Segment Start: Data for review

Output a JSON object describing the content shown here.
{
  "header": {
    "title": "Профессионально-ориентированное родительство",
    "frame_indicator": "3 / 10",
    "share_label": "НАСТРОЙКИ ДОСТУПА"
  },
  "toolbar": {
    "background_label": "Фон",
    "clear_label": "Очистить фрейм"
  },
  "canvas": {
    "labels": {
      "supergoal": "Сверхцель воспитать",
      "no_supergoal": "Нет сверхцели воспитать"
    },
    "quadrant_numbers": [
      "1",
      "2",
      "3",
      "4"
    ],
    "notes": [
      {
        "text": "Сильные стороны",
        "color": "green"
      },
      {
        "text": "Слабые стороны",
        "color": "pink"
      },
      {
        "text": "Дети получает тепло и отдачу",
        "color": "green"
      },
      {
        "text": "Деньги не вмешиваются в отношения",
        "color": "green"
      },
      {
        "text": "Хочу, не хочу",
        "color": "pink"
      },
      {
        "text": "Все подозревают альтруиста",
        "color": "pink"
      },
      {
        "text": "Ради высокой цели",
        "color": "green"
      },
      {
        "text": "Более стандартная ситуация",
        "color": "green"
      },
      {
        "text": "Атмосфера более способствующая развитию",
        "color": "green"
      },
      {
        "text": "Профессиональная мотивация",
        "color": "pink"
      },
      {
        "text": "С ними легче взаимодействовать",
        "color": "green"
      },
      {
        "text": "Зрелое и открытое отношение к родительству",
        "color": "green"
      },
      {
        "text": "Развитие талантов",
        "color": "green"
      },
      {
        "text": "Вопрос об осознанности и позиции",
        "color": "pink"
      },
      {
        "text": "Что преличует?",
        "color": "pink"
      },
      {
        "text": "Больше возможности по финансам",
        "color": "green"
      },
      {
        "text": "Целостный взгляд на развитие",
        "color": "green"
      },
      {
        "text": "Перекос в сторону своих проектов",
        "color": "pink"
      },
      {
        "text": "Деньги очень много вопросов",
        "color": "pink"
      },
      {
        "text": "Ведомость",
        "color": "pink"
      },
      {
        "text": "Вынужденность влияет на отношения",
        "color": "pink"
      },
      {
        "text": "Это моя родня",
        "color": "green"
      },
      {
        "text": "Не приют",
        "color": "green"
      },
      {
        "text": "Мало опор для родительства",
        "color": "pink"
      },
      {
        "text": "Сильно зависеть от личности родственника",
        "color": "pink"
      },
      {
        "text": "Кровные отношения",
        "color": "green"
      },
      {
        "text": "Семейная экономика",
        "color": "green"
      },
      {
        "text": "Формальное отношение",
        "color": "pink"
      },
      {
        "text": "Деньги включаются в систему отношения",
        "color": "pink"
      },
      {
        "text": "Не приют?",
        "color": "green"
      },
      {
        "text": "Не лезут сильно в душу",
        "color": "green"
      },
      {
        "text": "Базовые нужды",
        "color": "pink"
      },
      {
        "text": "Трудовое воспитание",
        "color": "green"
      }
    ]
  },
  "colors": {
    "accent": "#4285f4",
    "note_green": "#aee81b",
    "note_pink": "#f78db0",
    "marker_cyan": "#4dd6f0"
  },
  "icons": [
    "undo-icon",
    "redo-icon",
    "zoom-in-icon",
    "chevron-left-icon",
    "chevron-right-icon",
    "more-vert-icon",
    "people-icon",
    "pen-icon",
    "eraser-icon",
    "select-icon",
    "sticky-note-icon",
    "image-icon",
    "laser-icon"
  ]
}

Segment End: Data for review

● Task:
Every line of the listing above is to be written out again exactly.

● Result of the task:
Output a JSON object describing the content shown here.
{
  "header": {
    "title": "Профессионально-ориентированное родительство",
    "frame_indicator": "3 / 10",
    "share_label": "НАСТРОЙКИ ДОСТУПА"
  },
  "toolbar": {
    "background_label": "Фон",
    "clear_label": "Очистить фрейм"
  },
  "canvas": {
    "labels": {
      "supergoal": "Сверхцель воспитать",
      "no_supergoal": "Нет сверхцели воспитать"
    },
    "quadrant_numbers": [
      "1",
      "2",
      "3",
      "4"
    ],
    "notes": [
      {
        "text": "Сильные стороны",
        "color": "green"
      },
      {
        "text": "Слабые стороны",
        "color": "pink"
      },
      {
        "text": "Дети получает тепло и отдачу",
        "color": "green"
      },
      {
        "text": "Деньги не вмешиваются в отношения",
        "color": "green"
      },
      {
        "text": "Хочу, не хочу",
        "color": "pink"
      },
      {
        "text": "Все подозревают альтруиста",
        "color": "pink"
      },
      {
        "text": "Ради высокой цели",
        "color": "green"
      },
      {
        "text": "Более стандартная ситуация",
        "color": "green"
      },
      {
        "text": "Атмосфера более способствующая развитию",
        "color": "green"
      },
      {
        "text": "Профессиональная мотивация",
        "color": "pink"
      },
      {
        "text": "С ними легче взаимодействовать",
        "color": "green"
      },
      {
        "text": "Зрелое и открытое отношение к родительству",
        "color": "green"
      },
      {
        "text": "Развитие талантов",
        "color": "green"
      },
      {
        "text": "Вопрос об осознанности и позиции",
        "color": "pink"
      },
      {
        "text": "Что преличует?",
        "color": "pink"
      },
      {
        "text": "Больше возможности по финансам",
        "color": "green"
      },
      {
        "text": "Целостный взгляд на развитие",
        "color": "green"
      },
      {
        "text": "Перекос в сторону своих проектов",
        "color": "pink"
      },
      {
        "text": "Деньги очень много вопросов",
        "color": "pink"
      },
      {
        "text": "Ведомость",
        "color": "pink"
      },
      {
        "text": "Вынужденность влияет на отношения",
        "color": "pink"
      },
      {
        "text": "Это моя родня",
        "color": "green"
      },
      {
        "text": "Не приют",
        "color": "green"
      },
      {
        "text": "Мало опор для родительства",
        "color": "pink"
      },
      {
        "text": "Сильно зависеть от личности родственника",
        "color": "pink"
      },
      {
        "text": "Кровные отношения",
        "color": "green"
      },
      {
        "text": "Семейная экономика",
        "color": "green"
      },
      {
        "text": "Формальное отношение",
        "color": "pink"
      },
      {
        "text": "Деньги включаются в систему отношения",
        "color": "pink"
      },
      {
        "text": "Не приют?",
        "color": "green"
      },
      {
        "text": "Не лезут сильно в душу",
        "color": "green"
      },
      {
        "text": "Базовые нужды",
        "color": "pink"
      },
      {
        "text": "Трудовое воспитание",
        "color": "green"
      }
    ]
  },
  "colors": {
    "accent": "#4285f4",
    "note_green": "#aee81b",
    "note_pink": "#f78db0",
    "marker_cyan": "#4dd6f0"
  },
  "icons": [
    "undo-icon",
    "redo-icon",
    "zoom-in-icon",
    "chevron-left-icon",
    "chevron-right-icon",
    "more-vert-icon",
    "people-icon",
    "pen-icon",
    "eraser-icon",
    "select-icon",
    "sticky-note-icon",
    "image-icon",
    "laser-icon"
  ]
}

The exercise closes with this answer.